Furthermore, the articles in question fail to grapple with just how fact specific of an analysis Judge Underhill undergoes to demonstrate that Miller’s screenplay was not the work of an employee, and thus not a work for hire. Of nearly sole primacy in Underhill’s analysis are factors stemming from the Supreme Court opinion in Community for Creative Non-Violence v. Reid, (hereinafter “CCNV”) that draw on the common law of agency to distinguish between an employee and independent contractor. Throughout the analysis, hypothetical situations emerge in which these factors might weigh more in the direction of finding a screenwriter to be an employee, even in the attenuated work situation of the film industry. For example, if the producer, Sean Cunningham, had supervised Miller’s daily activities, remained present while Miller worked, and played a distinctly active role in controlling details of the script, then he would have had a better case for the “hiring party’s right to control the manner and means by which the product was accomplished” factor weighing toward employment. Several of the other CCNV factors could plausibly be spun to favor a determination of employment, such as, “tax treatment of the hired party,” source of instrumentalities, location of work, and hired party’s discretion over when and how long to work. The opinion leaves open the opportunity for screenwriting work arrangements to be deliberately constructed so as to tilt the CCNV factors toward employment and nullify the screenwriter’s termination rights.
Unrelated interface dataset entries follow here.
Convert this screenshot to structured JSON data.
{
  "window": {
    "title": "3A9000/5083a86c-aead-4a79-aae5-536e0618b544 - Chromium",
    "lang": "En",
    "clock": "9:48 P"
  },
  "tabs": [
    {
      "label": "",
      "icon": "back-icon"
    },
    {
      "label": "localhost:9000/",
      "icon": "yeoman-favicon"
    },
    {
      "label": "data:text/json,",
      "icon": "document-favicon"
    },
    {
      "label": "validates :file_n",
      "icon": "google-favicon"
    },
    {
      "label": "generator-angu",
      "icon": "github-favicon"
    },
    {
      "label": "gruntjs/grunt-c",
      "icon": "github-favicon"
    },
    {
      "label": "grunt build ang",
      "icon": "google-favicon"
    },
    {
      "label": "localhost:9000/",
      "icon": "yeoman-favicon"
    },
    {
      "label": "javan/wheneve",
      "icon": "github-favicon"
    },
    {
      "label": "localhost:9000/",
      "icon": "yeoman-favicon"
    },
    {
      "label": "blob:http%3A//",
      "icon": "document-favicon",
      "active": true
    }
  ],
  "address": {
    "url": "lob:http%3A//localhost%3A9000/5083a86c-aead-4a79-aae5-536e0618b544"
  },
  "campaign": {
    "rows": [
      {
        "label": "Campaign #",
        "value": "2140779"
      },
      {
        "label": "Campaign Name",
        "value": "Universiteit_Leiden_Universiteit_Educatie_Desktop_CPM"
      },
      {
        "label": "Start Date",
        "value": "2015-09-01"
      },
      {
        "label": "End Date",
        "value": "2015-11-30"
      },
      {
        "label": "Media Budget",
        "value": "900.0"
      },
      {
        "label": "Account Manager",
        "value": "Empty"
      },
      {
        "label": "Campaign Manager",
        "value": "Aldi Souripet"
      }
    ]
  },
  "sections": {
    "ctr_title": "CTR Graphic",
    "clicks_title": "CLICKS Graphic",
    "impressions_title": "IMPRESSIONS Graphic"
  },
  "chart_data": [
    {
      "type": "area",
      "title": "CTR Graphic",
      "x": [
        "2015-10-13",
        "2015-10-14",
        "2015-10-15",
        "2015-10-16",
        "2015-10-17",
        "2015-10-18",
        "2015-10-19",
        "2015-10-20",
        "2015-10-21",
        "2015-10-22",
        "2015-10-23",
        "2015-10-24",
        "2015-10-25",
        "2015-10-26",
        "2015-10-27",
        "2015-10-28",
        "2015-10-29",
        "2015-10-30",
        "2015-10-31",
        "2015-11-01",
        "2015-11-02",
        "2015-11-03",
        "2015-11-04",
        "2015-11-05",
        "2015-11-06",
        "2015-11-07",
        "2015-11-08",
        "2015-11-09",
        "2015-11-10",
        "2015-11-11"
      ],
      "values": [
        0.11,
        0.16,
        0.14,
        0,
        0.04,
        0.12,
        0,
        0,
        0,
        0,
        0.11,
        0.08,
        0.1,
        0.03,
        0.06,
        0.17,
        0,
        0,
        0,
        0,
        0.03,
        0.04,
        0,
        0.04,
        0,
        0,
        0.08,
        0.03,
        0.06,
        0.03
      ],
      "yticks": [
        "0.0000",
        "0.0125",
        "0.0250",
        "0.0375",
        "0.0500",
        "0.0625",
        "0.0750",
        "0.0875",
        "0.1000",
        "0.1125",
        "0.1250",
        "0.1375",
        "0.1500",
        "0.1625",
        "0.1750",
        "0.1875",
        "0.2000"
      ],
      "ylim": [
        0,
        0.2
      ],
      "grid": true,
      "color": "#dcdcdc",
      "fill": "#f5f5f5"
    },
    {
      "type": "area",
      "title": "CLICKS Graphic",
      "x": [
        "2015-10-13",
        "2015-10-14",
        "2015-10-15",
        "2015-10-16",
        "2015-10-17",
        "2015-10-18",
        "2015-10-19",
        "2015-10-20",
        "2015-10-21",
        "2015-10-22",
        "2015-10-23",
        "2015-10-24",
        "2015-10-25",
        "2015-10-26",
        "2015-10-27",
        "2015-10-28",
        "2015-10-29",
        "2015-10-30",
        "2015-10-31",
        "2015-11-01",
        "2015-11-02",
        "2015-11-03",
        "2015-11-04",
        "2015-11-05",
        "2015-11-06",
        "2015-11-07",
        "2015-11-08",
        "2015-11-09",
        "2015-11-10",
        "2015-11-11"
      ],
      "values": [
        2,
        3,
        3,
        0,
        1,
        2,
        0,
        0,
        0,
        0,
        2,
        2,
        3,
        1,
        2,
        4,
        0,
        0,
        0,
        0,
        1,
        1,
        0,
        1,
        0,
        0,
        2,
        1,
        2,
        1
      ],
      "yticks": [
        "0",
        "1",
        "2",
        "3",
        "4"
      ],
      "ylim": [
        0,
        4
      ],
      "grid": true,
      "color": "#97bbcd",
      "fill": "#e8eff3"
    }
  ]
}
So, the imagined apocalypse this wave of termination notices has created is not quite as damning as it initially appeared. Even if studios were to decide that litigating the termination notices was simply too expensive, two options remain: renegotiate ownership rights with the author or simply stop making movies based on these properties. While the latter might sound far fetched in this era of recycled IP, it is worth noting that many of the film franchises targeted by these termination notices are long past their financial prime. Terminator: Dark Fate, the most recent entry in the series, flopped at the box office. The same is true for the newest entry in The Predator franchise, and the newest Die Hard film had the lowest domestic gross in the series. Perhaps it would be best for studios to treat these termination notices as an opportunity to abandon long-since drained cash cows to create something new.